[Web page and app entries]
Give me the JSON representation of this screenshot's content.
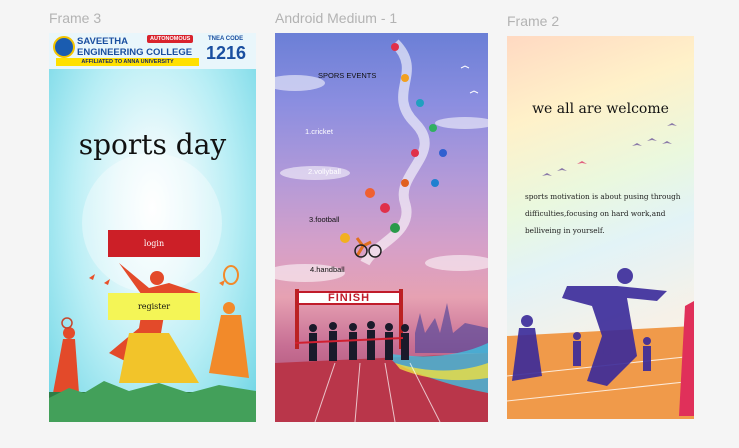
{
  "frames": {
    "frame3": {
      "label": "Frame 3",
      "college": {
        "name_line1": "SAVEETHA",
        "name_line2": "ENGINEERING COLLEGE",
        "badge": "AUTONOMOUS",
        "affiliation": "AFFILIATED TO ANNA UNIVERSITY",
        "tnea_label": "TNEA CODE",
        "tnea_code": "1216"
      },
      "title": "sports day",
      "login_label": "login",
      "register_label": "register"
    },
    "android": {
      "label": "Android Medium - 1",
      "heading": "SPORS EVENTS",
      "events": [
        "1.cricket",
        "2.vollyball",
        "3.football",
        "4.handball"
      ],
      "finish_banner": "FINISH"
    },
    "frame2": {
      "label": "Frame 2",
      "heading": "we all are welcome",
      "paragraph_lines": [
        "sports motivation is about pusing through",
        "difficulties,focusing on hard work,and",
        "belliveing in yourself."
      ]
    }
  },
  "colors": {
    "login_bg": "#cc1f27",
    "register_bg": "#f4f556",
    "finish_red": "#c01c2a"
  }
}
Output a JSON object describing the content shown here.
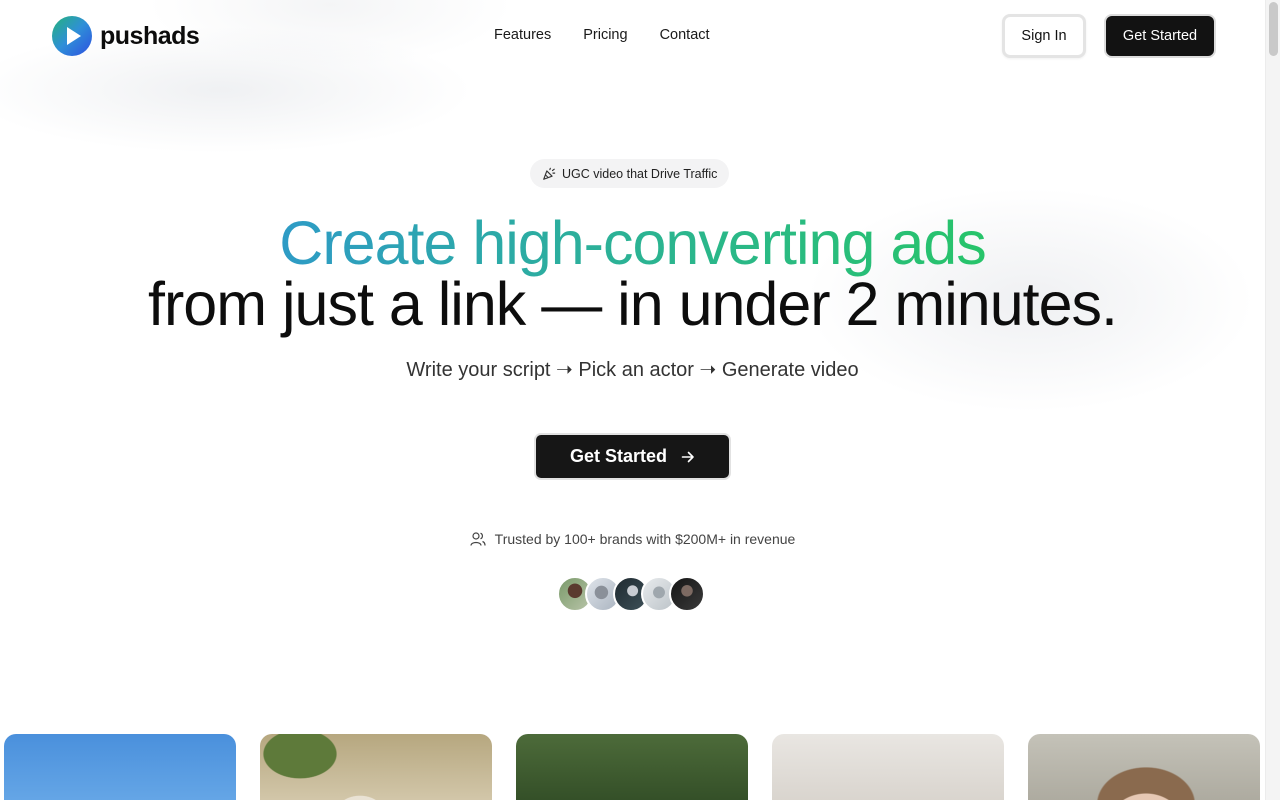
{
  "brand": {
    "name": "pushads",
    "logo_icon": "play-logo-icon",
    "gradient": [
      "#2f8fd8",
      "#2d5be0"
    ]
  },
  "nav": {
    "links": [
      {
        "label": "Features"
      },
      {
        "label": "Pricing"
      },
      {
        "label": "Contact"
      }
    ]
  },
  "header": {
    "signin_label": "Sign In",
    "cta_label": "Get Started"
  },
  "hero": {
    "badge_icon": "party-popper-icon",
    "badge_text": "UGC video that Drive Traffic",
    "headline_line1": "Create high-converting ads",
    "headline_line2": "from just a link — in under 2 minutes.",
    "subhead": "Write your script ➝ Pick an actor ➝ Generate video",
    "cta_label": "Get Started",
    "cta_icon": "arrow-right-icon",
    "trusted_icon": "users-icon",
    "trusted_text": "Trusted by 100+ brands with $200M+ in revenue",
    "accent_gradient": [
      "#2e9bc6",
      "#27c46a"
    ]
  },
  "avatars": [
    {
      "name": "avatar-1"
    },
    {
      "name": "avatar-2"
    },
    {
      "name": "avatar-3"
    },
    {
      "name": "avatar-4"
    },
    {
      "name": "avatar-5"
    }
  ],
  "video_cards": [
    {
      "name": "video-card-1"
    },
    {
      "name": "video-card-2"
    },
    {
      "name": "video-card-3"
    },
    {
      "name": "video-card-4"
    },
    {
      "name": "video-card-5"
    }
  ]
}
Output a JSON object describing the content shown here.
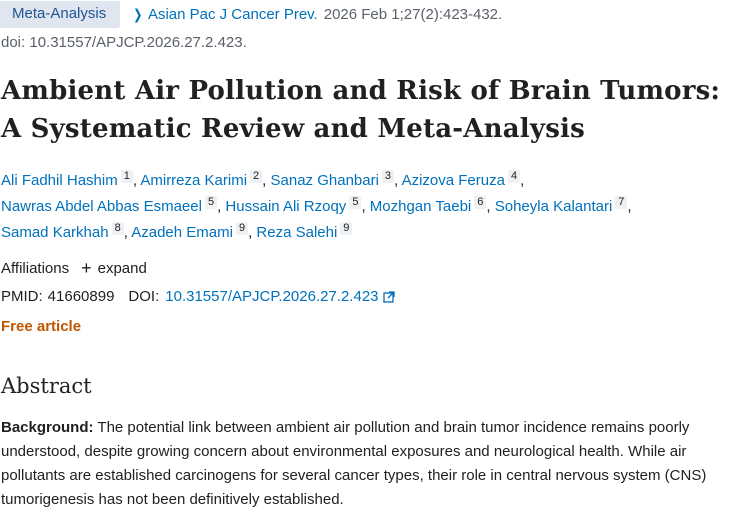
{
  "header": {
    "publication_type": "Meta-Analysis",
    "journal": "Asian Pac J Cancer Prev.",
    "citation": "2026 Feb 1;27(2):423-432.",
    "doi_line": "doi: 10.31557/APJCP.2026.27.2.423."
  },
  "article": {
    "title": "Ambient Air Pollution and Risk of Brain Tumors: A Systematic Review and Meta-Analysis"
  },
  "authors": [
    {
      "name": "Ali Fadhil Hashim",
      "aff": "1"
    },
    {
      "name": "Amirreza Karimi",
      "aff": "2"
    },
    {
      "name": "Sanaz Ghanbari",
      "aff": "3"
    },
    {
      "name": "Azizova Feruza",
      "aff": "4"
    },
    {
      "name": "Nawras Abdel Abbas Esmaeel",
      "aff": "5"
    },
    {
      "name": "Hussain Ali Rzoqy",
      "aff": "5"
    },
    {
      "name": "Mozhgan Taebi",
      "aff": "6"
    },
    {
      "name": "Soheyla Kalantari",
      "aff": "7"
    },
    {
      "name": "Samad Karkhah",
      "aff": "8"
    },
    {
      "name": "Azadeh Emami",
      "aff": "9"
    },
    {
      "name": "Reza Salehi",
      "aff": "9"
    }
  ],
  "affiliations": {
    "label": "Affiliations",
    "expand_label": "expand"
  },
  "ids": {
    "pmid_label": "PMID:",
    "pmid": "41660899",
    "doi_label": "DOI:",
    "doi": "10.31557/APJCP.2026.27.2.423"
  },
  "free_article": "Free article",
  "abstract": {
    "heading": "Abstract",
    "background_label": "Background:",
    "background_text": "The potential link between ambient air pollution and brain tumor incidence remains poorly understood, despite growing concern about environmental exposures and neurological health. While air pollutants are established carcinogens for several cancer types, their role in central nervous system (CNS) tumorigenesis has not been definitively established."
  },
  "colors": {
    "link": "#0071bc",
    "free": "#c05600",
    "badge_bg": "#dfe6ef"
  },
  "icons": {
    "chevron": "chevron-right-icon",
    "plus": "plus-icon",
    "external": "external-link-icon"
  }
}
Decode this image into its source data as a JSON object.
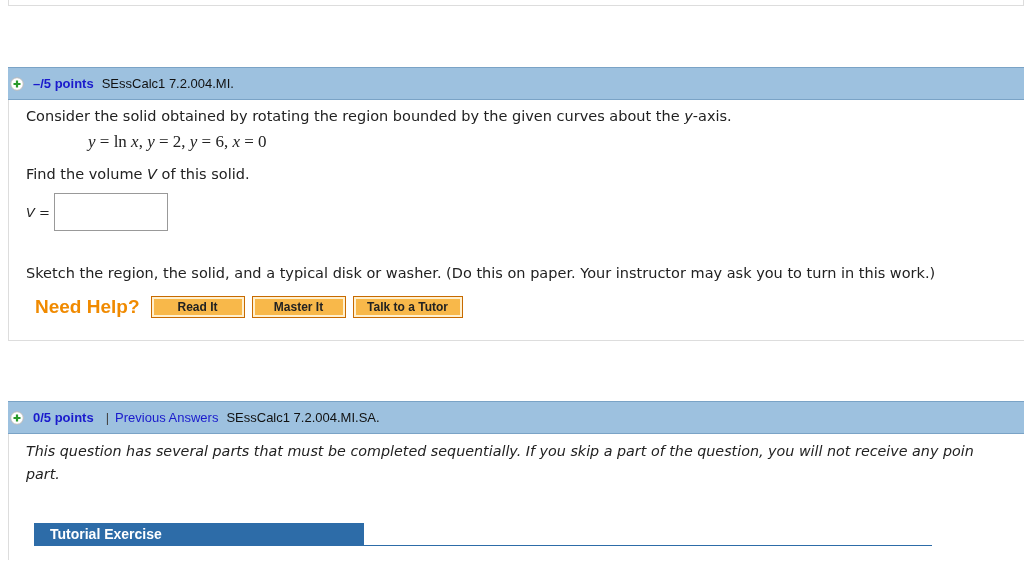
{
  "questions": [
    {
      "points": "–/5 points",
      "code": "SEssCalc1 7.2.004.MI.",
      "kind": "answer",
      "prompt": "Consider the solid obtained by rotating the region bounded by the given curves about the *y*-axis.",
      "equation": "*y* = ln *x*, *y* = 2, *y* = 6, *x* = 0",
      "find": "Find the volume *V* of this solid.",
      "answer_label": "*V* =",
      "sketch": "Sketch the region, the solid, and a typical disk or washer. (Do this on paper. Your instructor may ask you to turn in this work.)",
      "help_label": "Need Help?",
      "help_buttons": [
        "Read It",
        "Master It",
        "Talk to a Tutor"
      ]
    },
    {
      "points": "0/5 points",
      "separator": "|",
      "previous_answers": "Previous Answers",
      "code": "SEssCalc1 7.2.004.MI.SA.",
      "kind": "tutorial",
      "intro_lines": [
        "This question has several parts that must be completed sequentially. If you skip a part of the question, you will not receive any poin",
        "part."
      ],
      "section_title": "Tutorial Exercise"
    }
  ]
}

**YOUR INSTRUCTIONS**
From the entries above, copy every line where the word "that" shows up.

**SOLUTION TO THIS EXERCISE**
    "badge_text": "UGC video that Drive Traffic",
        "This question has several parts that must be completed sequentially. If you skip a part of the question, you will not receive any poin",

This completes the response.